A new shade garden is developing along the treeline above the vegetables. Hosta (Pacific Blue Edgers) and Coral Bells (Electric Plum) are adding new colors mixed in with the Mountain Laurel and Redbud tree. The deer have left the Hosta’s alone, so far. But something is eating the tomatoes. I may be trapping some critters.

I did overnight near the garden in hopes of learning something new about what is happening in the dark. Hoping for some visitor or at least a strange noise. But it is difficult to hear anything or to know what is going on around you while sleeping. I did listen to a Green Frog and watch Lightning Bugs until I fell asleep. And I did wake to a wonderful dawn chorus that had so much sound going on it was difficult to identify any of it. But I am telling myself that there were some new chickadees singing in that choir.

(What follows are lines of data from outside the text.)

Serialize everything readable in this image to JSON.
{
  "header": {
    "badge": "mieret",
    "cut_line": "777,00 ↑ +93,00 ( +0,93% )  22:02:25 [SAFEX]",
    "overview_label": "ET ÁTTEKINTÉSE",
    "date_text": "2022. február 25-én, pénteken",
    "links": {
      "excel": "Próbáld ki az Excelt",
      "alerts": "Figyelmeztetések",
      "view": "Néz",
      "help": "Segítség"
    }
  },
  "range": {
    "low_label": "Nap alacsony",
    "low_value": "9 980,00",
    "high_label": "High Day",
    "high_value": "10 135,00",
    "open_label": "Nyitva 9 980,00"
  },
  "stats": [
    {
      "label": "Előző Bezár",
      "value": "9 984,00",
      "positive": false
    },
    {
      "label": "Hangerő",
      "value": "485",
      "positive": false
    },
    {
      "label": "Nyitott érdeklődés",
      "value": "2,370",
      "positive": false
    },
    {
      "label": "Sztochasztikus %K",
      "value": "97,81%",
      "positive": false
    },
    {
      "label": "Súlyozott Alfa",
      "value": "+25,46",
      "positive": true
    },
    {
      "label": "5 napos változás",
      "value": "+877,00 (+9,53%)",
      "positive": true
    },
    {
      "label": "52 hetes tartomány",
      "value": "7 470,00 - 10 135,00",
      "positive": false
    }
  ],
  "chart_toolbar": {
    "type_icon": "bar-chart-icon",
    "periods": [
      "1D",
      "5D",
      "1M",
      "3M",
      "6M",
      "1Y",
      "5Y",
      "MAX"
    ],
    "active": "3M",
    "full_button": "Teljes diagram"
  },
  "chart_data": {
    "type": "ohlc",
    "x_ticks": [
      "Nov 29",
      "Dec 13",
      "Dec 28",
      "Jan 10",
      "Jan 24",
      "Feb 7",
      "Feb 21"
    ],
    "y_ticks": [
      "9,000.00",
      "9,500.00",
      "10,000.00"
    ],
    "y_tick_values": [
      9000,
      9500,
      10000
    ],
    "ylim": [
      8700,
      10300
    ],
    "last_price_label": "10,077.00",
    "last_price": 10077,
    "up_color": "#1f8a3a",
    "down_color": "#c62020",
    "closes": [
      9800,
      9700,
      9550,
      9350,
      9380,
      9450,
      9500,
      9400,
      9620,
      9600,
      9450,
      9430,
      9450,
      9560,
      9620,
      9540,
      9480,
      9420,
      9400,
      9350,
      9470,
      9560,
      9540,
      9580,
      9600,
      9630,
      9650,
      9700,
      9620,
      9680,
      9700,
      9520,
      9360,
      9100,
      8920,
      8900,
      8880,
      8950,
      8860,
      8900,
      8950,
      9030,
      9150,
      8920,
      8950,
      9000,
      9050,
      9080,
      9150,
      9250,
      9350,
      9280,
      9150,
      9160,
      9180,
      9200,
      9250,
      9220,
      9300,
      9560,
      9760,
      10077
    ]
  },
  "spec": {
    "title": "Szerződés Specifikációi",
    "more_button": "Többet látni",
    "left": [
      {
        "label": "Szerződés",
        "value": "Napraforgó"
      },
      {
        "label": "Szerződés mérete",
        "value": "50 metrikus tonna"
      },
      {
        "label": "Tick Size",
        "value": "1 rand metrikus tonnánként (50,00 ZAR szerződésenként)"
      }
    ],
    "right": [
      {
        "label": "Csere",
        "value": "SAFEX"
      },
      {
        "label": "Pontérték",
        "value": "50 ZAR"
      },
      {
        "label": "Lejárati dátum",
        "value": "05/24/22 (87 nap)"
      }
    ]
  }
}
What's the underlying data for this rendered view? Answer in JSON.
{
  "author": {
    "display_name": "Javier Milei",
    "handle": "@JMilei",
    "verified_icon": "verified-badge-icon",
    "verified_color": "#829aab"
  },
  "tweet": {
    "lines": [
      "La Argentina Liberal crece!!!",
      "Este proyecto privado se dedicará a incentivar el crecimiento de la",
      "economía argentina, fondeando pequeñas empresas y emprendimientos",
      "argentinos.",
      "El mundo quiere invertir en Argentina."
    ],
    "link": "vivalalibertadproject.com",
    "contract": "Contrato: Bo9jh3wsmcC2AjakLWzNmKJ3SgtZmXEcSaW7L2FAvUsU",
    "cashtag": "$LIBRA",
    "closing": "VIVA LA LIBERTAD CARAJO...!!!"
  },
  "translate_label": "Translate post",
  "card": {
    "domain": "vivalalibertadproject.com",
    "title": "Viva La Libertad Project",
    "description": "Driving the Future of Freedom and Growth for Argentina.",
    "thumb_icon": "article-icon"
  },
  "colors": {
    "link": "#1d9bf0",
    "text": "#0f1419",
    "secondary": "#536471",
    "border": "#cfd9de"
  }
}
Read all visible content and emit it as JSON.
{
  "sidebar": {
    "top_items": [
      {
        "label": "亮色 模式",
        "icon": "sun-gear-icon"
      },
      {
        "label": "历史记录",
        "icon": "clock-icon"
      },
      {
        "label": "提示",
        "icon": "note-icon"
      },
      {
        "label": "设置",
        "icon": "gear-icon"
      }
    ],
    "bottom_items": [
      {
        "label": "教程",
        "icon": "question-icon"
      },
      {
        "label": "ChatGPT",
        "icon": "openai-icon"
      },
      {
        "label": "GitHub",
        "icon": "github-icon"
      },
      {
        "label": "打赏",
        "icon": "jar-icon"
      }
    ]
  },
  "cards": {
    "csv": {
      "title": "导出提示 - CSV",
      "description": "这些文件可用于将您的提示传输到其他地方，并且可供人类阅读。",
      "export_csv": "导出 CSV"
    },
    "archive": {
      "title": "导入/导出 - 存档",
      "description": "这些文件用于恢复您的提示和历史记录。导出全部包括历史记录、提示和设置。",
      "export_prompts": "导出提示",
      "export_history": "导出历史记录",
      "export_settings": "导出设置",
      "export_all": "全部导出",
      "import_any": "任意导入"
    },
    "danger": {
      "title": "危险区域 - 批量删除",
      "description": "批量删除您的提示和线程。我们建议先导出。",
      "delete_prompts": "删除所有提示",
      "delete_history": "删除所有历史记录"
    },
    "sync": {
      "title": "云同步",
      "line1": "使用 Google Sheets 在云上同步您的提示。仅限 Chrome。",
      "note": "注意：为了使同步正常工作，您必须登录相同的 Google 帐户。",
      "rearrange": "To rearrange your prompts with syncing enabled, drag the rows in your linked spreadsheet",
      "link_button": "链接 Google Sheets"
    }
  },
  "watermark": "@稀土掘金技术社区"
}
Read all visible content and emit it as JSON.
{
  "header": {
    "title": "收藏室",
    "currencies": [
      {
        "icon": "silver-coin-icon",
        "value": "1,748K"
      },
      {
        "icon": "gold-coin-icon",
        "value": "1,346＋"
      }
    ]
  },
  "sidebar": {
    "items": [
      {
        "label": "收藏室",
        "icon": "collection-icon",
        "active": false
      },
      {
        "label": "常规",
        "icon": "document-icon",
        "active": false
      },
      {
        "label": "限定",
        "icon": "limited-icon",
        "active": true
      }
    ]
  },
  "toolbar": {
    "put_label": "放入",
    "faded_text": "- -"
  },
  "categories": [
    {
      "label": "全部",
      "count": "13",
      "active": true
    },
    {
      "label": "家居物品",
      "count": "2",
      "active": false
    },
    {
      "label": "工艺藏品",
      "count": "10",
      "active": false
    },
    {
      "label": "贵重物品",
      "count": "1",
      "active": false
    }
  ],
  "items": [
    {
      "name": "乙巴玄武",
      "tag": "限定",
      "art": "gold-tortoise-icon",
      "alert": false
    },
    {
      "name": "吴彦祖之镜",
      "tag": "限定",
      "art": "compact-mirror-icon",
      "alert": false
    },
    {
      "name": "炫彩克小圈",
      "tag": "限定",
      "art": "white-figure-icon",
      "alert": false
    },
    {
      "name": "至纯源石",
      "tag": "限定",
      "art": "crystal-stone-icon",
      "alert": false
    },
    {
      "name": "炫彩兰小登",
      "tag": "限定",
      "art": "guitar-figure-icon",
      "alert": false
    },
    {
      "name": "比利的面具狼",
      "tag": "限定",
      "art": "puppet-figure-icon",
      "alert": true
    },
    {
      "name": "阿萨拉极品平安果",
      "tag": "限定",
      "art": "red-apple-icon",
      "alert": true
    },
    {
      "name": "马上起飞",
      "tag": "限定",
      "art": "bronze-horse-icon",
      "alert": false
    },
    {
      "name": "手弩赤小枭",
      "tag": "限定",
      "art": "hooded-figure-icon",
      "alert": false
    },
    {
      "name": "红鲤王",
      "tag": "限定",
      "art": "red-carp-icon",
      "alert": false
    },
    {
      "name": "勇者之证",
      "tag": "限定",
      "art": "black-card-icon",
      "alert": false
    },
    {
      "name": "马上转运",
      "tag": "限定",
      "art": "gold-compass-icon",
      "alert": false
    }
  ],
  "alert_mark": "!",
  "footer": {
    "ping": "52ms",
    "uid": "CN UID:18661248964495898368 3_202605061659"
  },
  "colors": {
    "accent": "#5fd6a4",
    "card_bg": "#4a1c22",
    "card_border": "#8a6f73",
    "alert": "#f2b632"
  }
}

There was a nest of White Faced Hornets in a rhododendron bush. Something ripped it out one night and appeared to empty the contents, leaving an empty shell. The same night (one week after my overnighter) something tipped over the burn barrel. Maybe that is some new form of rural entertainment. Cow tipping is out, barrel tipping is in. More likely, we have another bear. While I would like to thank him for disposing of those hornets, I wish he would have put the barrel back the way he found it.

A Bear and Three Little Birds

Somewhere between Jacks and Shade Mountain three little birds are sitting in a nest of moss lined with dog hair. Sounds like a Bob Marley song but these are chickadees that recently hatched in a nest box.

On Memorial Day we checked them out. It was also a good day to sit on the deck, hang a hammock, and practice fly casting. It smelled like bratwursts and tasted like Mom’s home brew.

Everything is growing. Both things we want to grow and many things we do not. At the top of the list of things we don’t want is poison ivy. It appears we are surrounded by it. Some trees that border the yard will need to come down as well. I have started to mark some trees as keepers and others to be thinned. There is an abundance of Tulip Poplar, Sassafras, a variety of oaks and maples and evergreens that are just popping up out of nowhere. There are berry bushes that I hadn’t noticed before.

The lettuces are about finished and the sweet potatoes just went in. Mom has been pulling and clipping from the herb garden to brew tea. I just planted another Redbud and am hopeful it takes as well as the first one did. The Serviceberry, the Flowering Plum, and a Colorado Blue Spruce all seem to have a good start also.

Wild turkeys are becoming more visible. Early in the month, I heard them flying into the roost. Past weeks I have found hens on the ground. I hope they are on nests or already raising poults. I have been finding spotted salamanders and wood frogs and American toads. The primary amphibian song has been from Gray Tree Frogs. Numerous birds have been singing.  Notable songs have included catbirds, the wood thrush, and the parents of newborn chickadees. Other birds just seem to be yelling at me. I can’t blame them, things have been inconsistent at the bird feeder. Only the hummingbirds have been happy. A bear bent the initial stake that is used to support the feeders in the air. After strengthening the rig and rehanging the feeders, the bear climbed the tree to bend the pulley from the tree. One day, Mom found him in the yard. Anyway, that bear is presenting a good challenge. If you see that bear before I do, let him know – challenge accepted.